Exercise aim:
Only the number is needed. Please count the lines below in which the word "high" occurs.

Given entries:
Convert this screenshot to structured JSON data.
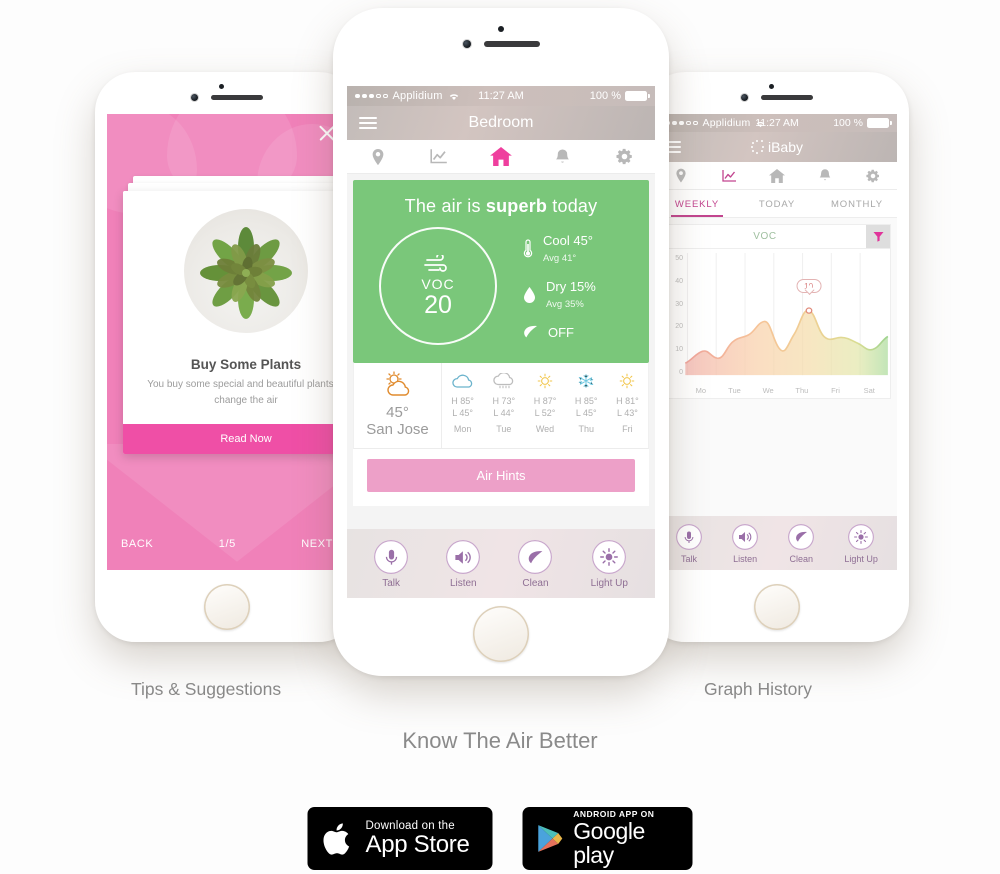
{
  "page": {
    "background": "#fdfdfd",
    "captions": {
      "left": "Tips & Suggestions",
      "center": "Know The Air Better",
      "right": "Graph History"
    }
  },
  "status_bar": {
    "carrier": "Applidium",
    "time": "11:27 AM",
    "battery": "100 %",
    "signal_dots_filled": 3,
    "signal_dots_total": 5,
    "wifi_icon": "wifi-icon",
    "battery_icon": "battery-full-icon"
  },
  "tab_bar": {
    "items": [
      {
        "name": "location",
        "icon": "location-pin-icon",
        "active": false
      },
      {
        "name": "graph",
        "icon": "line-chart-icon",
        "active": false
      },
      {
        "name": "home",
        "icon": "home-icon",
        "active": true
      },
      {
        "name": "alerts",
        "icon": "bell-icon",
        "active": false
      },
      {
        "name": "settings",
        "icon": "gear-icon",
        "active": false
      }
    ],
    "active_color": "#ef3f9e",
    "inactive_color": "#b8b8b8"
  },
  "center_phone": {
    "title": "Bedroom",
    "menu_icon": "hamburger-menu-icon",
    "air_card": {
      "headline_prefix": "The air is ",
      "headline_strong": "superb",
      "headline_suffix": " today",
      "background": "#7ac77a",
      "gauge": {
        "icon": "wind-icon",
        "label": "VOC",
        "value": "20"
      },
      "stats": [
        {
          "icon": "thermometer-icon",
          "main": "Cool 45°",
          "sub": "Avg 41°"
        },
        {
          "icon": "water-drop-icon",
          "main": "Dry 15%",
          "sub": "Avg 35%"
        },
        {
          "icon": "leaf-icon",
          "main": "OFF",
          "sub": ""
        }
      ]
    },
    "weather": {
      "city": "San Jose",
      "city_temp": "45°",
      "city_icon": "sun-behind-cloud-icon",
      "days": [
        {
          "day": "Mon",
          "icon": "cloud-icon",
          "high": "H 85°",
          "low": "L 45°"
        },
        {
          "day": "Tue",
          "icon": "rain-cloud-icon",
          "high": "H 73°",
          "low": "L 44°"
        },
        {
          "day": "Wed",
          "icon": "sun-icon",
          "high": "H 87°",
          "low": "L 52°"
        },
        {
          "day": "Thu",
          "icon": "snowflake-icon",
          "high": "H 85°",
          "low": "L 45°"
        },
        {
          "day": "Fri",
          "icon": "sun-icon",
          "high": "H 81°",
          "low": "L 43°"
        }
      ]
    },
    "air_hints_button": "Air Hints",
    "actions": [
      {
        "label": "Talk",
        "icon": "microphone-icon"
      },
      {
        "label": "Listen",
        "icon": "speaker-icon"
      },
      {
        "label": "Clean",
        "icon": "leaf-icon"
      },
      {
        "label": "Light Up",
        "icon": "brightness-icon"
      }
    ]
  },
  "left_phone": {
    "close_icon": "close-x-icon",
    "card": {
      "photo_icon": "succulent-plant-photo",
      "title": "Buy Some Plants",
      "description": "You buy some special and beautiful plants to change the air",
      "cta": "Read Now"
    },
    "nav": {
      "back": "BACK",
      "counter": "1/5",
      "next": "NEXT"
    },
    "background": "#f081b9",
    "cta_color": "#ef4fa6"
  },
  "right_phone": {
    "title": "iBaby",
    "menu_icon": "hamburger-menu-icon",
    "segments": [
      {
        "label": "WEEKLY",
        "active": true
      },
      {
        "label": "TODAY",
        "active": false
      },
      {
        "label": "MONTHLY",
        "active": false
      }
    ],
    "chart_header": {
      "label": "VOC",
      "filter_icon": "filter-funnel-icon"
    },
    "actions": [
      {
        "label": "Talk",
        "icon": "microphone-icon"
      },
      {
        "label": "Listen",
        "icon": "speaker-icon"
      },
      {
        "label": "Clean",
        "icon": "leaf-icon"
      },
      {
        "label": "Light Up",
        "icon": "brightness-icon"
      }
    ]
  },
  "chart_data": {
    "type": "area",
    "title": "VOC",
    "xlabel": "",
    "ylabel": "",
    "ylim": [
      0,
      50
    ],
    "yticks": [
      0,
      10,
      20,
      30,
      40,
      50
    ],
    "grid": true,
    "legend": "none",
    "categories": [
      "Mo",
      "Tue",
      "We",
      "Thu",
      "Fri",
      "Sat"
    ],
    "tooltip": {
      "value": "10",
      "x_index": 13
    },
    "x": [
      0,
      1,
      2,
      3,
      4,
      5,
      6,
      7,
      8,
      9,
      10,
      11,
      12,
      13,
      14,
      15,
      16,
      17,
      18,
      19,
      20,
      21,
      22,
      23
    ],
    "values": [
      5,
      7,
      9,
      9,
      6,
      6,
      9,
      14,
      15,
      18,
      19.5,
      15,
      11,
      13,
      22,
      18,
      14,
      14,
      14.5,
      14,
      12,
      10,
      9.5,
      11,
      13,
      12
    ],
    "series": [
      {
        "name": "VOC",
        "values": [
          5,
          7,
          9,
          9,
          6,
          6,
          9,
          14,
          15,
          18,
          19.5,
          15,
          11,
          13,
          22,
          18,
          14,
          14,
          14.5,
          14,
          12,
          10,
          9.5,
          11,
          13,
          12
        ]
      }
    ],
    "area_gradient": [
      "#f2a8a0",
      "#f5c89a",
      "#e8d08a",
      "#a8d89a"
    ]
  },
  "store_badges": {
    "apple": {
      "icon": "apple-logo-icon",
      "small": "Download on the",
      "big": "App Store"
    },
    "google": {
      "icon": "google-play-triangle-icon",
      "small": "ANDROID APP ON",
      "big": "Google play"
    }
  }
}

Solution for this problem:
5